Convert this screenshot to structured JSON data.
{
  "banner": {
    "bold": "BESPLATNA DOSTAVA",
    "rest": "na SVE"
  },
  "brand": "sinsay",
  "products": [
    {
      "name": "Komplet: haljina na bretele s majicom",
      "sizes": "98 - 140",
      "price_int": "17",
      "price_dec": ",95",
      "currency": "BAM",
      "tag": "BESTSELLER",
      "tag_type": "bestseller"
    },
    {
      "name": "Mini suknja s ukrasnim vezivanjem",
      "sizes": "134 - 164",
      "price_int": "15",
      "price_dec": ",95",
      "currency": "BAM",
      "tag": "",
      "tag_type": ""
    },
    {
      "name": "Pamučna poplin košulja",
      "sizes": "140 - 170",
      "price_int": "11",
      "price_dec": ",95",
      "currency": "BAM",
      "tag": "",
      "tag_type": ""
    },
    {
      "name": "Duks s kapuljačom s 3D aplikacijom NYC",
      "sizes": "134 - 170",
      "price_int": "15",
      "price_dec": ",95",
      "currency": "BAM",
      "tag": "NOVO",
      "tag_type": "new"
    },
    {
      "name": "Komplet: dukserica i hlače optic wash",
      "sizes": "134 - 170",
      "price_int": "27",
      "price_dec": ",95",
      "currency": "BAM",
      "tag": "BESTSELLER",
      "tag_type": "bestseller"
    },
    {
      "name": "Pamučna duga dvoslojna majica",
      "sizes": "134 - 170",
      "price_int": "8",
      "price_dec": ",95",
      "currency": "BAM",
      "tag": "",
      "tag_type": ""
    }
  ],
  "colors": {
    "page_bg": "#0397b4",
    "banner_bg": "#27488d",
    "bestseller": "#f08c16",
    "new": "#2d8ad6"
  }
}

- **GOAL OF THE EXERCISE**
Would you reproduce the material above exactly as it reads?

- **EXERCISE OUTPUT**
Convert this screenshot to structured JSON data.
{
  "banner": {
    "bold": "BESPLATNA DOSTAVA",
    "rest": "na SVE"
  },
  "brand": "sinsay",
  "products": [
    {
      "name": "Komplet: haljina na bretele s majicom",
      "sizes": "98 - 140",
      "price_int": "17",
      "price_dec": ",95",
      "currency": "BAM",
      "tag": "BESTSELLER",
      "tag_type": "bestseller"
    },
    {
      "name": "Mini suknja s ukrasnim vezivanjem",
      "sizes": "134 - 164",
      "price_int": "15",
      "price_dec": ",95",
      "currency": "BAM",
      "tag": "",
      "tag_type": ""
    },
    {
      "name": "Pamučna poplin košulja",
      "sizes": "140 - 170",
      "price_int": "11",
      "price_dec": ",95",
      "currency": "BAM",
      "tag": "",
      "tag_type": ""
    },
    {
      "name": "Duks s kapuljačom s 3D aplikacijom NYC",
      "sizes": "134 - 170",
      "price_int": "15",
      "price_dec": ",95",
      "currency": "BAM",
      "tag": "NOVO",
      "tag_type": "new"
    },
    {
      "name": "Komplet: dukserica i hlače optic wash",
      "sizes": "134 - 170",
      "price_int": "27",
      "price_dec": ",95",
      "currency": "BAM",
      "tag": "BESTSELLER",
      "tag_type": "bestseller"
    },
    {
      "name": "Pamučna duga dvoslojna majica",
      "sizes": "134 - 170",
      "price_int": "8",
      "price_dec": ",95",
      "currency": "BAM",
      "tag": "",
      "tag_type": ""
    }
  ],
  "colors": {
    "page_bg": "#0397b4",
    "banner_bg": "#27488d",
    "bestseller": "#f08c16",
    "new": "#2d8ad6"
  }
}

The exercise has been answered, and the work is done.